§ Data about app and page elements:
========================

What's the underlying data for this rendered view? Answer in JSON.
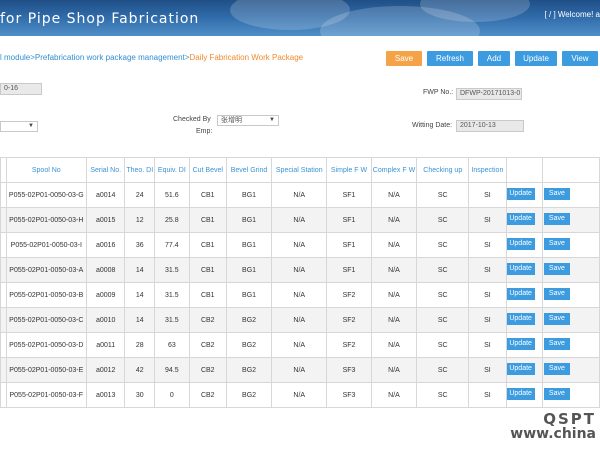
{
  "header": {
    "title": "for Pipe Shop Fabrication",
    "right_prefix": "[ ",
    "link1": "",
    "slash": " / ",
    "link2": "",
    "right_suffix": " ] Welcome! a"
  },
  "breadcrumb": {
    "part1": "l module",
    "sep1": ">",
    "part2": "Prefabrication work package management",
    "sep2": ">",
    "current": "Daily Fabrication Work Package"
  },
  "toolbar": {
    "save": "Save",
    "refresh": "Refresh",
    "add": "Add",
    "update": "Update",
    "view": "View"
  },
  "form": {
    "date_value": "0-16",
    "fwp_label": "FWP No.:",
    "fwp_value": "DFWP-20171013-0",
    "checked_by_label": "Checked By",
    "emp_label": "Emp:",
    "checked_by_value": "张增明",
    "writing_date_label": "Witting Date:",
    "writing_date_value": "2017-10-13"
  },
  "table": {
    "headers": [
      "",
      "Spool No",
      "Serial No.",
      "Theo. DI",
      "Equiv. DI",
      "Cut Bevel",
      "Bevel Grind",
      "Special Station",
      "Simple F W",
      "Complex F W",
      "Checking up",
      "Inspection",
      "",
      ""
    ],
    "update_label": "Update",
    "save_label": "Save",
    "rows": [
      [
        "P055-02P01-0050-03-G",
        "a0014",
        "24",
        "51.6",
        "CB1",
        "BG1",
        "N/A",
        "SF1",
        "N/A",
        "SC",
        "SI"
      ],
      [
        "P055-02P01-0050-03-H",
        "a0015",
        "12",
        "25.8",
        "CB1",
        "BG1",
        "N/A",
        "SF1",
        "N/A",
        "SC",
        "SI"
      ],
      [
        "P055-02P01-0050-03-I",
        "a0016",
        "36",
        "77.4",
        "CB1",
        "BG1",
        "N/A",
        "SF1",
        "N/A",
        "SC",
        "SI"
      ],
      [
        "P055-02P01-0050-03-A",
        "a0008",
        "14",
        "31.5",
        "CB1",
        "BG1",
        "N/A",
        "SF1",
        "N/A",
        "SC",
        "SI"
      ],
      [
        "P055-02P01-0050-03-B",
        "a0009",
        "14",
        "31.5",
        "CB1",
        "BG1",
        "N/A",
        "SF2",
        "N/A",
        "SC",
        "SI"
      ],
      [
        "P055-02P01-0050-03-C",
        "a0010",
        "14",
        "31.5",
        "CB2",
        "BG2",
        "N/A",
        "SF2",
        "N/A",
        "SC",
        "SI"
      ],
      [
        "P055-02P01-0050-03-D",
        "a0011",
        "28",
        "63",
        "CB2",
        "BG2",
        "N/A",
        "SF2",
        "N/A",
        "SC",
        "SI"
      ],
      [
        "P055-02P01-0050-03-E",
        "a0012",
        "42",
        "94.5",
        "CB2",
        "BG2",
        "N/A",
        "SF3",
        "N/A",
        "SC",
        "SI"
      ],
      [
        "P055-02P01-0050-03-F",
        "a0013",
        "30",
        "0",
        "CB2",
        "BG2",
        "N/A",
        "SF3",
        "N/A",
        "SC",
        "SI"
      ]
    ]
  },
  "watermark": {
    "logo": "QSPT",
    "url": "www.china"
  },
  "colors": {
    "accent_blue": "#3d9be0",
    "accent_orange": "#f5a349",
    "header_text": "#3b93d5",
    "breadcrumb_current": "#f08a2c"
  }
}
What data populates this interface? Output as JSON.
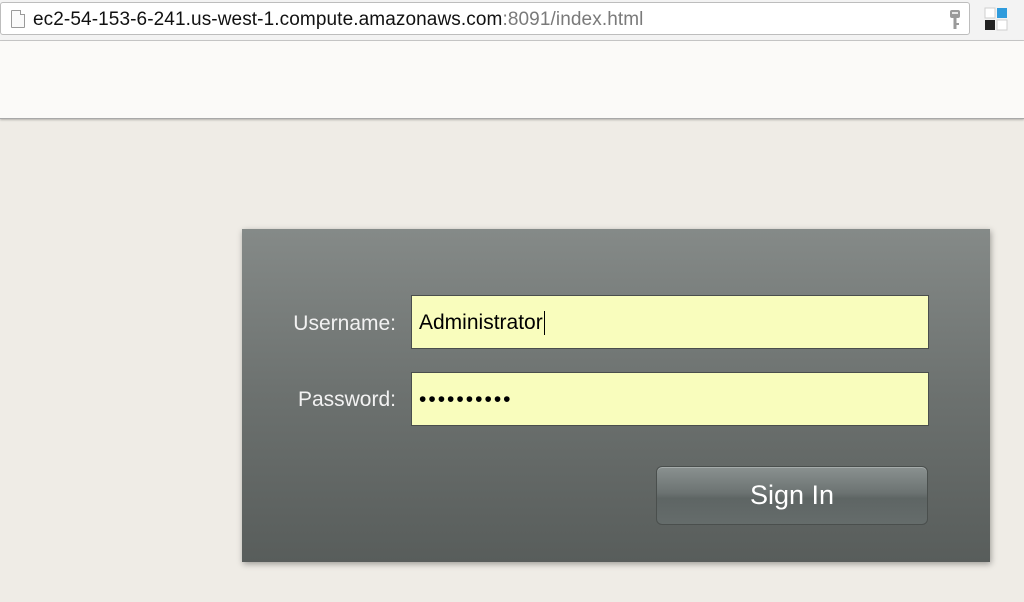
{
  "browser": {
    "url_host": "ec2-54-153-6-241.us-west-1.compute.amazonaws.com",
    "url_rest": ":8091/index.html",
    "icons": [
      "page-icon",
      "key-icon",
      "extension-icon"
    ]
  },
  "login": {
    "username_label": "Username:",
    "username_value": "Administrator",
    "password_label": "Password:",
    "password_value": "••••••••••",
    "signin_label": "Sign In"
  },
  "colors": {
    "field_background": "#f9fdbd",
    "panel_top": "#858a88",
    "panel_bottom": "#585d5b",
    "page_background": "#efece6"
  }
}
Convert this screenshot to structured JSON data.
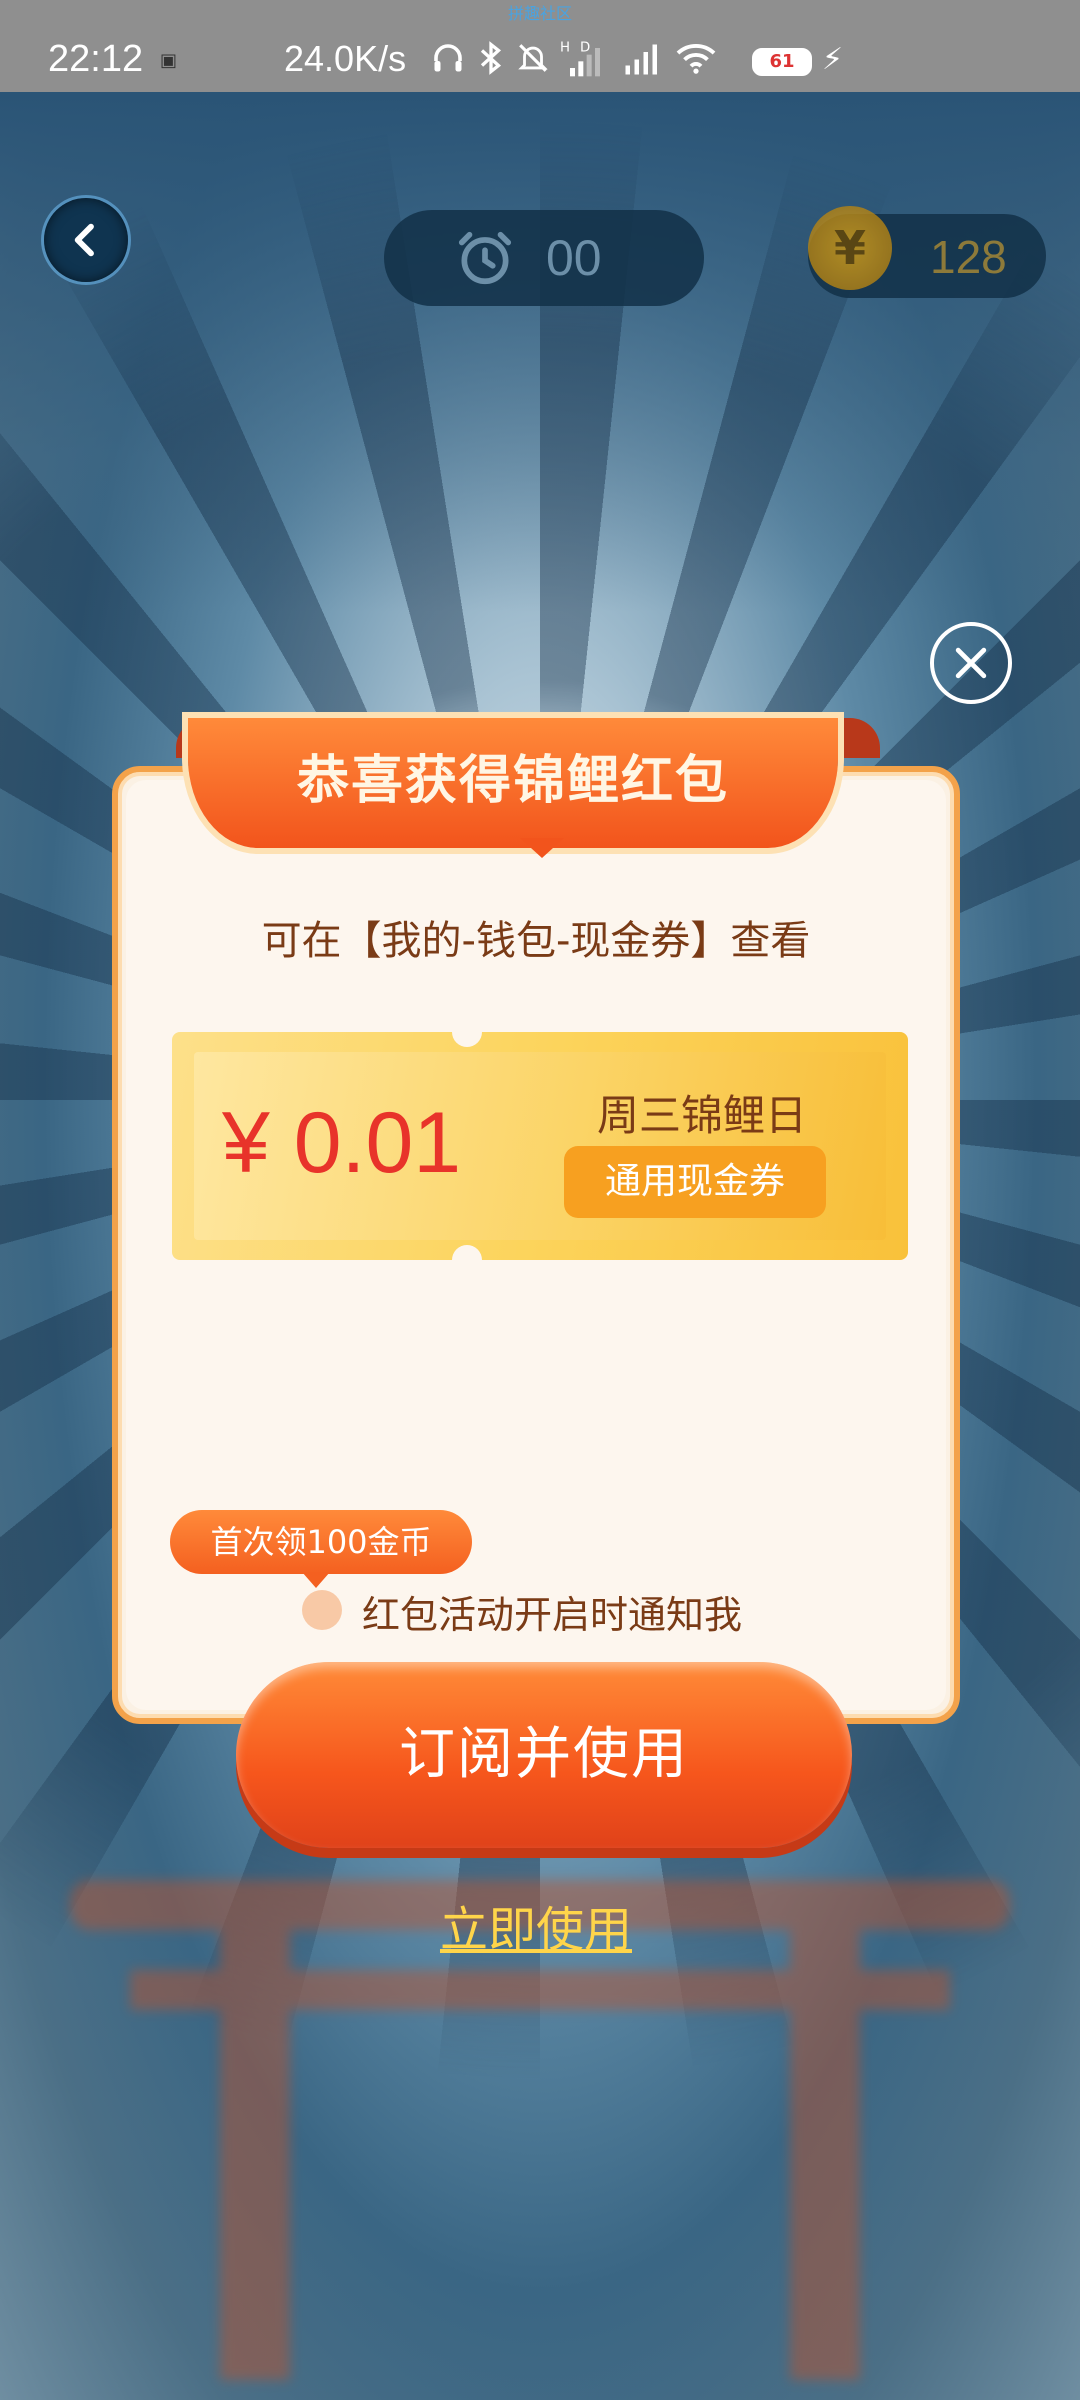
{
  "status_bar": {
    "time": "22:12",
    "network_speed": "24.0K/s",
    "top_label": "拼趣社区",
    "battery_level": "61",
    "icons": [
      "headphones-icon",
      "bluetooth-icon",
      "mute-bell-icon",
      "hd-signal-icon",
      "signal-icon",
      "wifi-icon",
      "battery-icon",
      "charging-icon"
    ]
  },
  "game_bar": {
    "timer_value": "00",
    "coin_value": "128",
    "coin_symbol": "¥"
  },
  "dialog": {
    "title": "恭喜获得锦鲤红包",
    "hint": "可在【我的-钱包-现金券】查看",
    "coupon": {
      "amount": "¥ 0.01",
      "name": "周三锦鲤日",
      "type": "通用现金券"
    },
    "badge": "首次领100金币",
    "notify_label": "红包活动开启时通知我",
    "notify_checked": false,
    "primary_button": "订阅并使用",
    "secondary_link": "立即使用"
  },
  "colors": {
    "accent_orange": "#f6561c",
    "coupon_red": "#e8332a",
    "link_yellow": "#ffd54a"
  }
}
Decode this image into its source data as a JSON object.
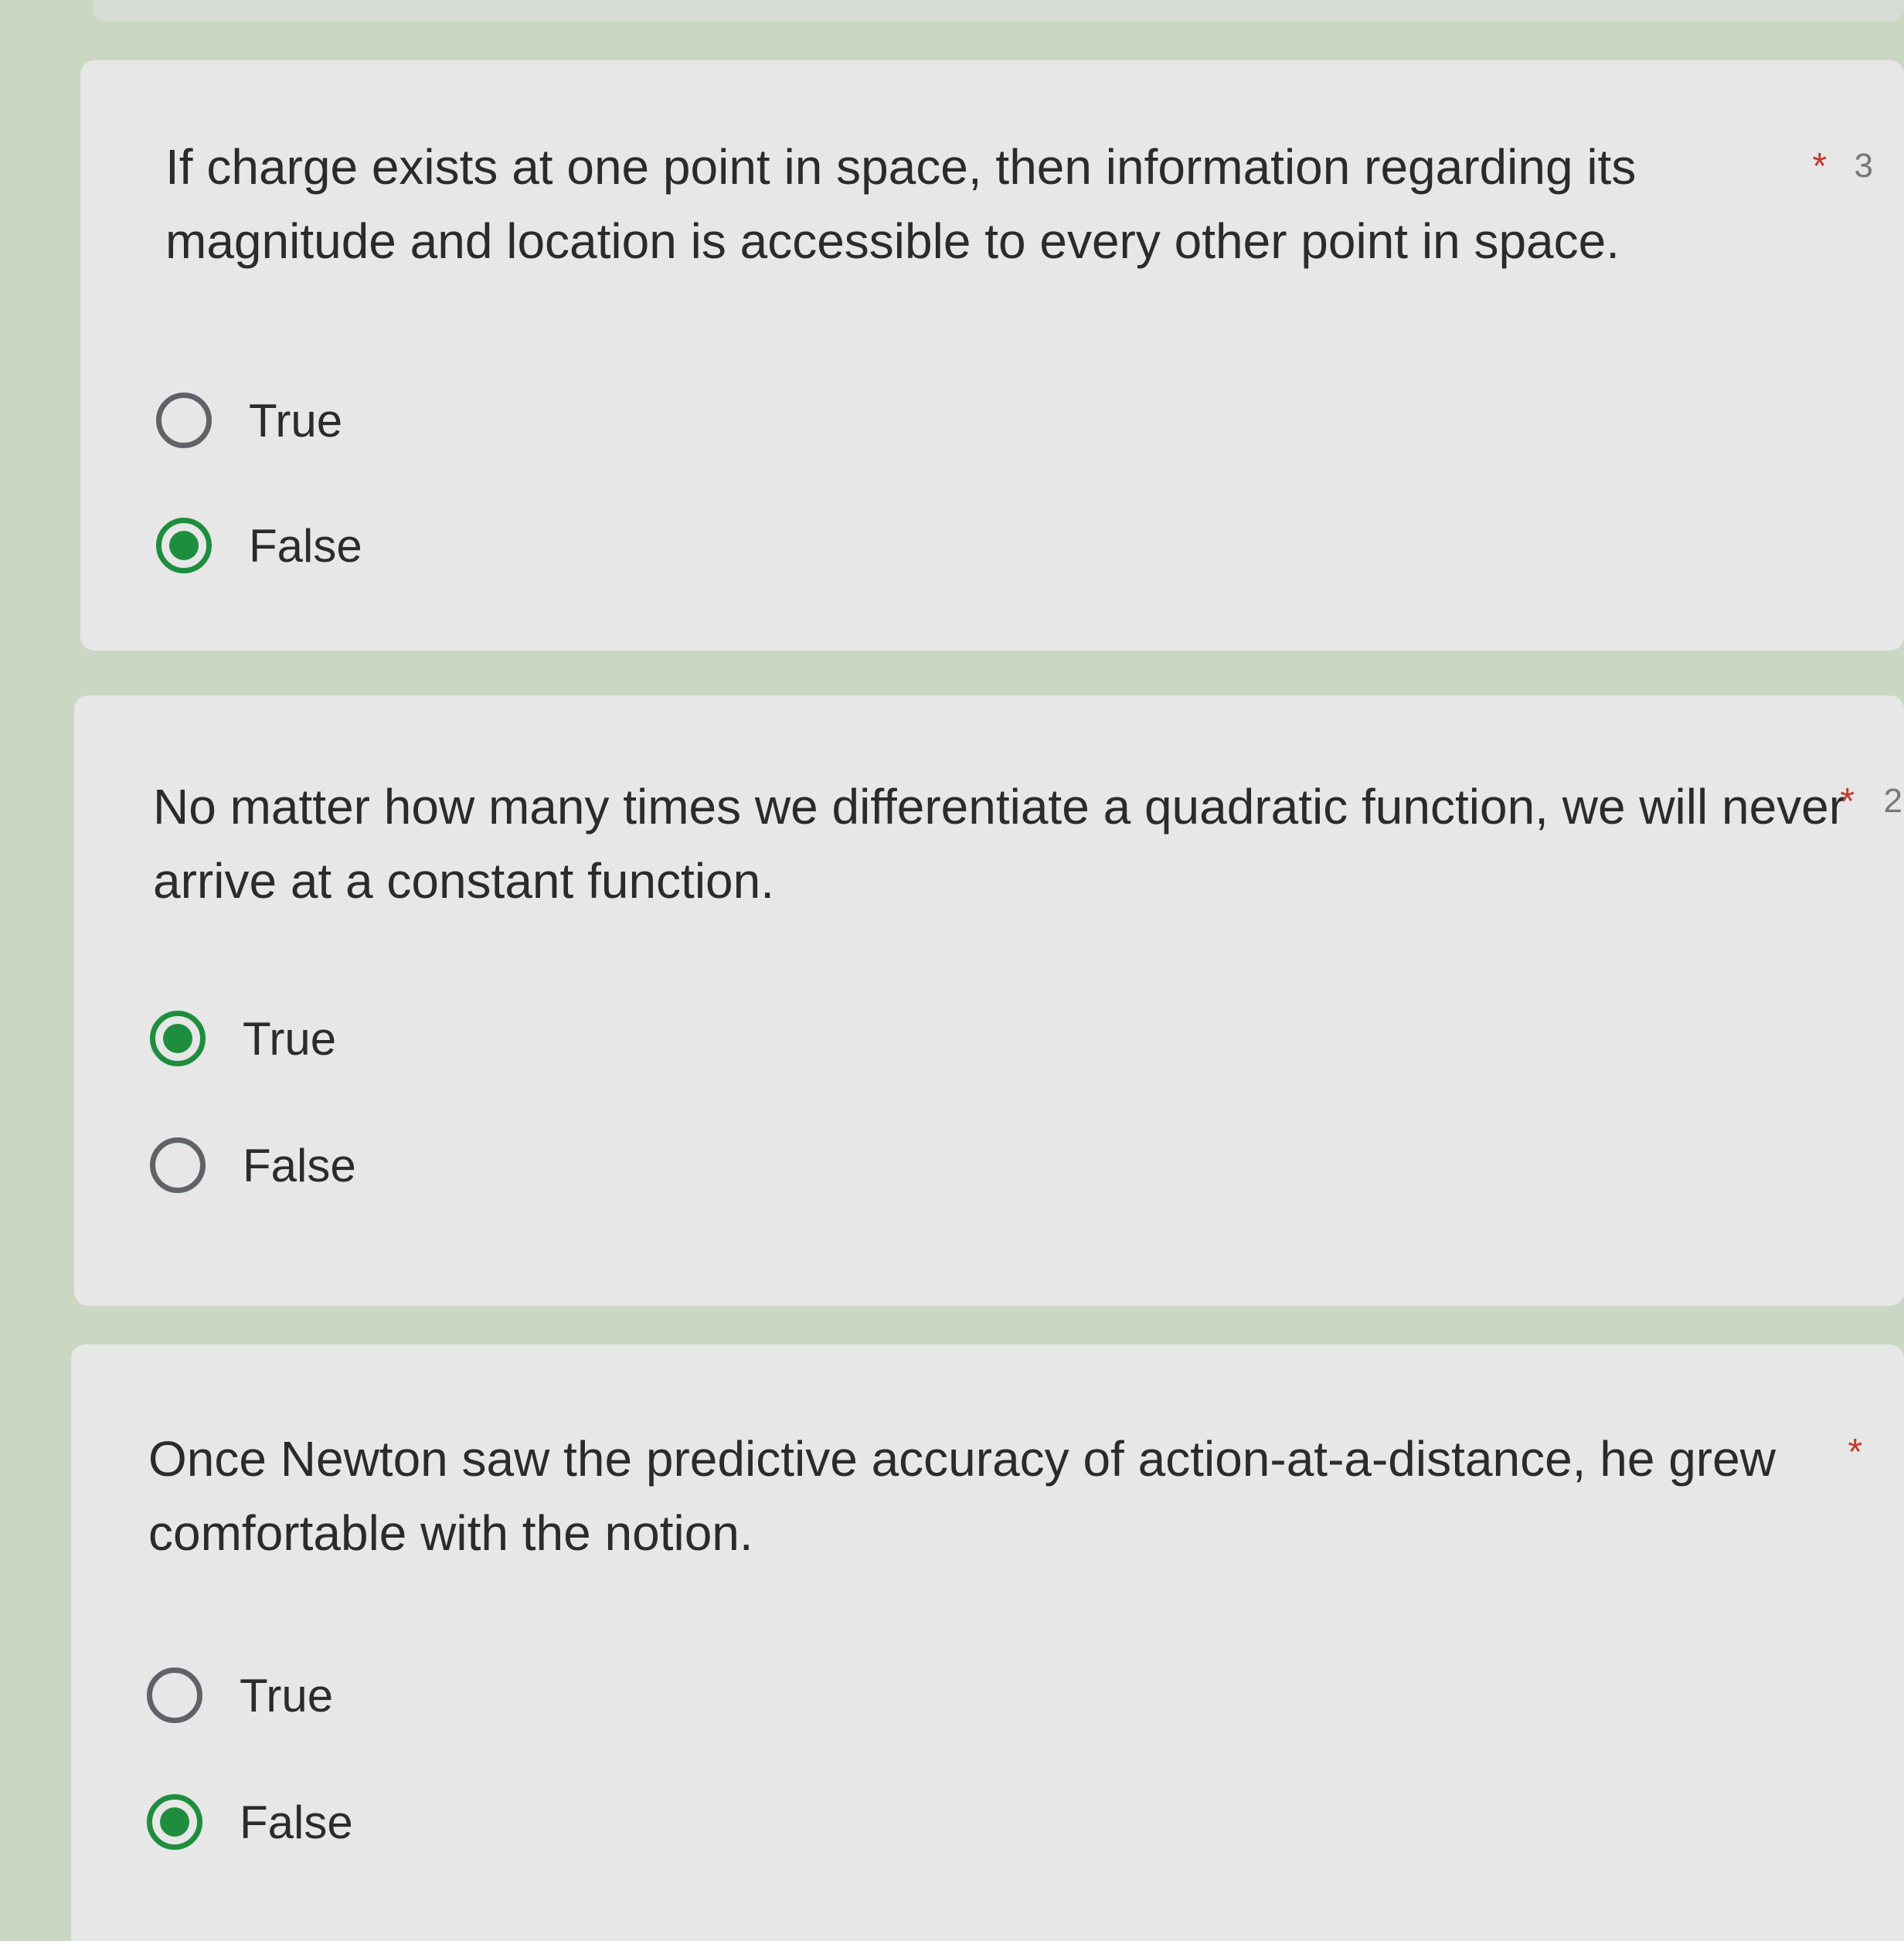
{
  "accent_color": "#1e8e3e",
  "questions": [
    {
      "text": "If charge exists at one point in space, then information regarding its magnitude and location is accessible to every other point in space.",
      "required_marker": "*",
      "points_partial": "3",
      "options": [
        {
          "label": "True",
          "selected": false
        },
        {
          "label": "False",
          "selected": true
        }
      ]
    },
    {
      "text": "No matter how many times we differentiate a quadratic function, we will never arrive at a constant function.",
      "required_marker": "*",
      "points_partial": "2",
      "options": [
        {
          "label": "True",
          "selected": true
        },
        {
          "label": "False",
          "selected": false
        }
      ]
    },
    {
      "text": "Once Newton saw the predictive accuracy of action-at-a-distance, he grew comfortable with the notion.",
      "required_marker": "*",
      "points_partial": "",
      "options": [
        {
          "label": "True",
          "selected": false
        },
        {
          "label": "False",
          "selected": true
        }
      ]
    }
  ]
}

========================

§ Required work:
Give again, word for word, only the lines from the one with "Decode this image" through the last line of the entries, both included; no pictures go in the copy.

§ Solution to this task:
Decode this image into its source data as a JSON object.
{
  "accent_color": "#1e8e3e",
  "questions": [
    {
      "text": "If charge exists at one point in space, then information regarding its magnitude and location is accessible to every other point in space.",
      "required_marker": "*",
      "points_partial": "3",
      "options": [
        {
          "label": "True",
          "selected": false
        },
        {
          "label": "False",
          "selected": true
        }
      ]
    },
    {
      "text": "No matter how many times we differentiate a quadratic function, we will never arrive at a constant function.",
      "required_marker": "*",
      "points_partial": "2",
      "options": [
        {
          "label": "True",
          "selected": true
        },
        {
          "label": "False",
          "selected": false
        }
      ]
    },
    {
      "text": "Once Newton saw the predictive accuracy of action-at-a-distance, he grew comfortable with the notion.",
      "required_marker": "*",
      "points_partial": "",
      "options": [
        {
          "label": "True",
          "selected": false
        },
        {
          "label": "False",
          "selected": true
        }
      ]
    }
  ]
}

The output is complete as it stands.